This Romanian crime thriller follows the footsteps of Romanian police officer Cristi (veteran actor Vlad Ivanov) as he arrives in La Gomera in order to infiltrate the mafia and recover €30 million concealed inside a mysterious mattress. He gains the trust of Gilda (Catrinel Marlon) and Kiko (Antonio Buil), who teach him the coded language (in Romanian) so that he can communicate efficiently with mobsters from a distance and without being caught. He miraculously learn it virtually overnight (which is very implausible, given the intricacy of the unusual language). Their objective is to release Zsolt (Sabin Tambrea) from prison back in Bucharest, as he’s the only person who knows where said mattress is hidden.
Cristi is overseen by police chief Magda (Rodica Lazar). She has installed surveillance cameras in his apartment so that her team can monitor his activities. She’s profoundly corrupt herself. After all, this is Romania. She’s prepared to plant drugs, to frame and and even poison those who stand on her way. She demands that Cristi engages in her unscrupulous practices, but he refuses. Cristi is the most morally ambiguous character, and for much of the film you will be trying to work out who his allegiance lies with (the corrupt police or the whistling criminals).
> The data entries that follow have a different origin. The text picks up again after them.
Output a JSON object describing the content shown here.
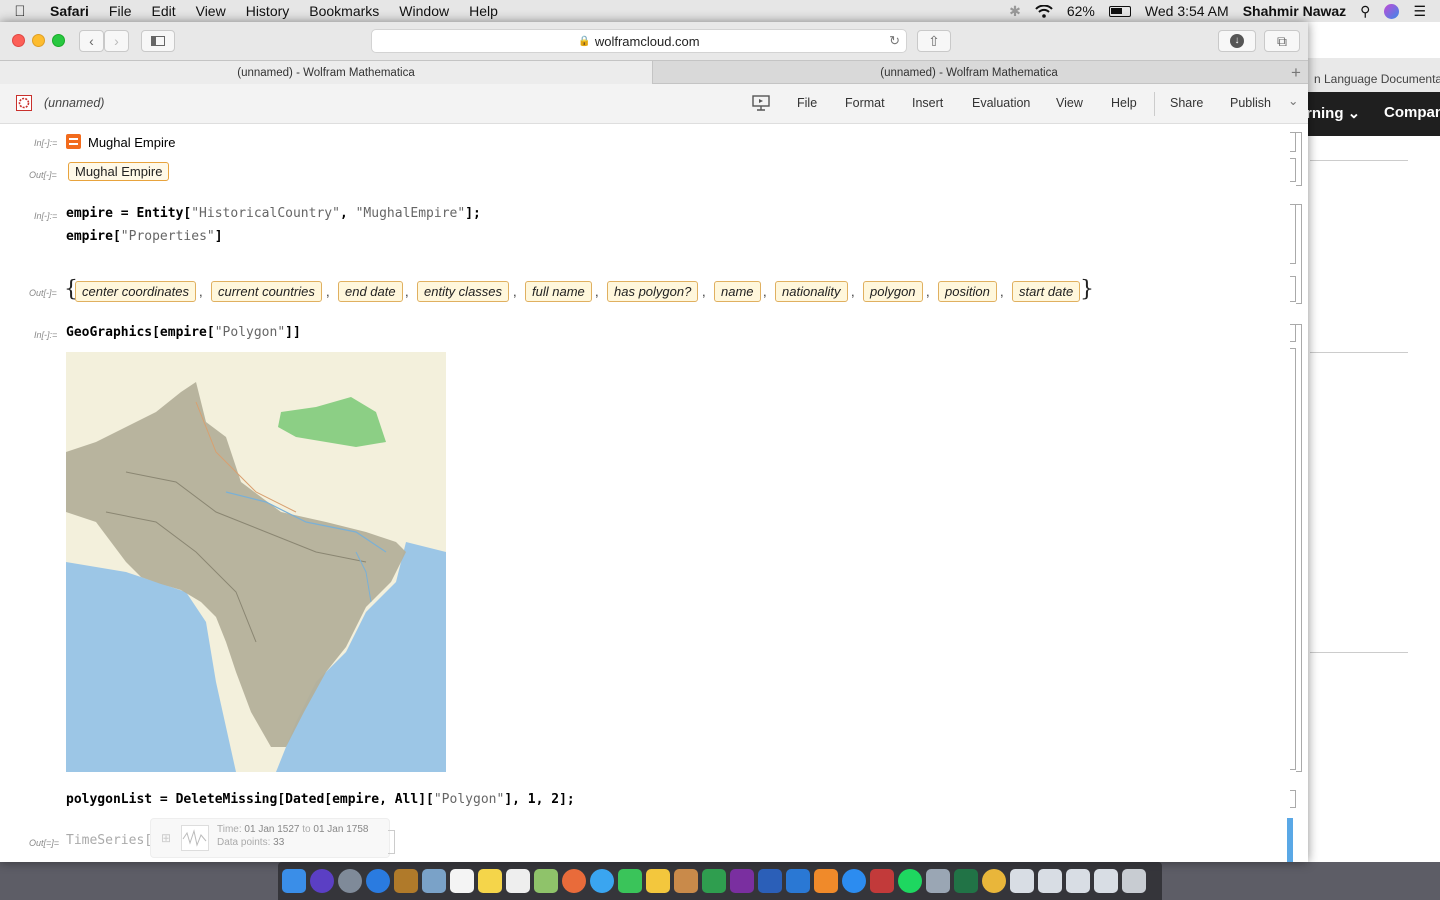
{
  "menubar": {
    "app": "Safari",
    "items": [
      "File",
      "Edit",
      "View",
      "History",
      "Bookmarks",
      "Window",
      "Help"
    ],
    "battery": "62%",
    "clock": "Wed 3:54 AM",
    "user": "Shahmir Nawaz"
  },
  "browser": {
    "url": "wolframcloud.com",
    "tabs": [
      "(unnamed) - Wolfram Mathematica",
      "(unnamed) - Wolfram Mathematica"
    ],
    "new_tab": "+"
  },
  "background_window": {
    "tab_text": "n Language Documentatio",
    "nav_items": [
      "rning ⌄",
      "Compan"
    ]
  },
  "app": {
    "notebook_name": "(unnamed)",
    "menu": [
      "File",
      "Format",
      "Insert",
      "Evaluation",
      "View",
      "Help"
    ],
    "share": "Share",
    "publish": "Publish"
  },
  "notebook": {
    "in_label": "In[-]:=",
    "out_label": "Out[-]=",
    "cell1_input": "Mughal Empire",
    "cell1_output": "Mughal Empire",
    "cell2_line1_a": "empire = Entity[",
    "cell2_line1_s1": "\"HistoricalCountry\"",
    "cell2_line1_b": ", ",
    "cell2_line1_s2": "\"MughalEmpire\"",
    "cell2_line1_c": "];",
    "cell2_line2_a": "empire[",
    "cell2_line2_s": "\"Properties\"",
    "cell2_line2_b": "]",
    "properties": [
      "center coordinates",
      "current countries",
      "end date",
      "entity classes",
      "full name",
      "has polygon?",
      "name",
      "nationality",
      "polygon",
      "position",
      "start date"
    ],
    "brace_open": "{",
    "brace_close": "}",
    "comma": ",",
    "cell3_a": "GeoGraphics[empire[",
    "cell3_s": "\"Polygon\"",
    "cell3_b": "]]",
    "cell4_a": "polygonList = DeleteMissing[Dated[empire, All][",
    "cell4_s": "\"Polygon\"",
    "cell4_b": "], 1, 2];",
    "cell5_label": "Out[=]=",
    "timeseries": "TimeSeries[",
    "ts_time_label": "Time:",
    "ts_time_from": "01 Jan 1527",
    "ts_to": "to",
    "ts_time_to": "01 Jan 1758",
    "ts_points_label": "Data points:",
    "ts_points": "33"
  },
  "colors": {
    "map_water": "#9cc6e6",
    "map_land": "#f3f0dc",
    "map_empire": "#b4b09a",
    "map_forest": "#8ccf85",
    "entity_border": "#e8a33d"
  }
}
Romanian New Wave director Corneliu Porumboiu is best remembered for his more ruminative dramas, such as The Unsaved (2013) and Le Tresor (2015), yet this is not entirely new territory for him. He has previously directed Police, Adjective (2009), about a copper who refuses who to arrest a young man sharing drugs to his friends. The Whistlers, however, is far more violent and fast-faced than his previous films. It contains all the key ingredients of a crime thriller.
Unfortunately the film narrative is also a real mess. It moves back and forth between the Canary Islands and Spain, with a very bizarre ending in Singapore. It’s often difficult to work out exactly where the action is taking place. The action is roughly divided into chapters named after each one of the characters, yet these sections do not fit in together. In fact, I could only work out the film plot for this review after reading the synopsis. There are numerous twists and turns. Yet no reason and no rhyme. I simply couldn’t make head or tail of it.
The soundtrack is strangely hybrid. It opens up with Iggy Pop’s the Passenger as Cristi arrives on the island, moving on to Chavela Vargas, Maria Callas, classical music and even a quirky German song. I’m not sure how these tunes fit into the narrative. Their choice seems entirely random and idiosyncratic. This is a pretentious and incoherently-crafted piece of entertainment. Porumbuiu should have stuck to his more subtle and meditative dramas. Give it a miss.
The Whistlers showed in competition at the 72nd Cannes International Film Festival, when this piece was originally written. It premieres in the UK in October as part of the BFI London Film Festival.